If you are new to investing, what skills seem to be the most important to you? Maybe you spent most of your first few weeks just getting used to placing orders or figuring out which companies’ stock to buy. Those are typical challenges new people face. After a few months, however, it’s time to pick up some new skills. One of the best ways to constantly improve your technique is to review what you know, correct errors, and add new things to your investing took kit every so often. Here are five things you should consider learning about if they are not already part of your money-making arsenal.
When it comes to learning how to day trade, it can add excitement and variety to your life. Day traders never hold a position overnight. They cash out every day before the close of the market.
That means, by necessity, all their transactions are very short-term affairs, some lasting less than a minute. For the most part, though, they follow just one or two stocks closely, watching for short upward or downward moves. A sub-set of this category are the scalpers, those who rarely stay in a trade more than a few seconds or minutes.
Sharpening Your Skills
Going back to the simulator and doing a week or so of paper trading is a great way to sharpen skills and drop bad habits you might have picked up. Nearly every platform has its own version of a simulator, sometimes called trade-bots, that you can practice on.
Using fake money but following real market action, you’ll be able to hone your order placement skills and get used to entering and exiting trades quickly.
Knowing how to short stocks from this site can save you in a downward market. If your brokerage allows you to short without putting up a large sum in advance, it’s a reliable way to simply bet that a particular stock is about to decline in value.
Be sure to ask your broker’s customer service rep how the shorting process works on your particular platform. Then, you’ll be able to take advantage of choosing shares on both sides of the price line.
Protecting Your Capital
Some learn this lesson the hard way, by blowing out their accounts. You don’t have to do that to learn how to protect your precious capital. One technique that is effective is limiting your buys to a set percentage of your account value.
For instance, if your balance is $5,000, you can use the two-percent rule and buy no more than $100 worth of a given security. By putting a guard rail on your purchases, you might feel restrained at first, but will soon notice that your losses are effectively limited.
Hedging with Metals
One of the most common ways for investors to counter balance their securities holdings is by buying precious metals.
For decades, the value of the metals has traveled in the opposite direction of the major stock indices.
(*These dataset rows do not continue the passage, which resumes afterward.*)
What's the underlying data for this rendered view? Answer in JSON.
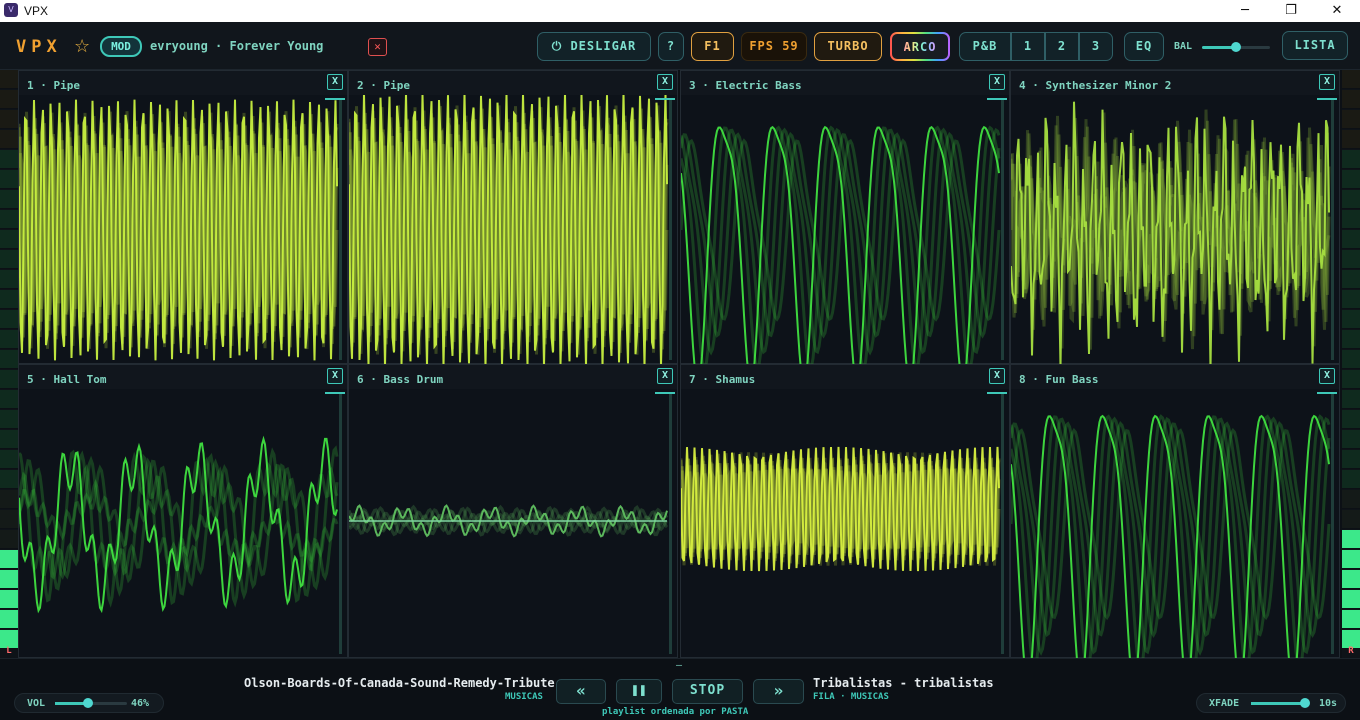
{
  "window": {
    "title": "VPX",
    "icon": "vpx-app-icon",
    "minimize": "─",
    "maximize": "❐",
    "close": "✕"
  },
  "header": {
    "logo": "VPX",
    "favorite_icon": "☆",
    "mod_badge": "MOD",
    "track": "evryoung · Forever Young",
    "remove_icon": "✕",
    "buttons": {
      "power": "⏻ DESLIGAR",
      "help": "?",
      "f1": "F1",
      "fps": "FPS 59",
      "turbo": "TURBO",
      "arco": "ARCO",
      "pb": "P&B",
      "preset1": "1",
      "preset2": "2",
      "preset3": "3",
      "eq": "EQ",
      "lista": "LISTA"
    },
    "balance": {
      "label": "BAL",
      "value": 0.5
    }
  },
  "colors": {
    "accent": "#3ec8b8",
    "orange": "#f0a030",
    "lime": "#c8f040",
    "green": "#40e040",
    "meter": "#3ce88a"
  },
  "panels": [
    {
      "title": "1 · Pipe",
      "close": "X",
      "color": "#c8f040"
    },
    {
      "title": "2 · Pipe",
      "close": "X",
      "color": "#c8f040"
    },
    {
      "title": "3 · Electric Bass",
      "close": "X",
      "color": "#40e040"
    },
    {
      "title": "4 · Synthesizer Minor 2",
      "close": "X",
      "color": "#a8e040"
    },
    {
      "title": "5 · Hall Tom",
      "close": "X",
      "color": "#40e040"
    },
    {
      "title": "6 · Bass Drum",
      "close": "X",
      "color": "#60c060"
    },
    {
      "title": "7 · Shamus",
      "close": "X",
      "color": "#d8f040"
    },
    {
      "title": "8 · Fun Bass",
      "close": "X",
      "color": "#40e040"
    }
  ],
  "vu": {
    "left_label": "L",
    "right_label": "R",
    "left_level": 0.16,
    "right_level": 0.2
  },
  "footer": {
    "volume": {
      "label": "VOL",
      "value_text": "46%",
      "value": 0.46
    },
    "prev_track": {
      "title": "Olson-Boards-Of-Canada-Sound-Remedy-Tribute",
      "source": "MUSICAS"
    },
    "next_track": {
      "title": "Tribalistas - tribalistas",
      "source": "FILA · MUSICAS"
    },
    "controls": {
      "rewind": "«",
      "pause": "❚❚",
      "stop": "STOP",
      "forward": "»"
    },
    "dash": "–",
    "status": "playlist ordenada por PASTA",
    "xfade": {
      "label": "XFADE",
      "value_text": "10s",
      "value": 1.0
    }
  }
}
Hedging your portfolio with gold and silver bullion or mining stocks is often a smart way to protect against major market downturns in stocks.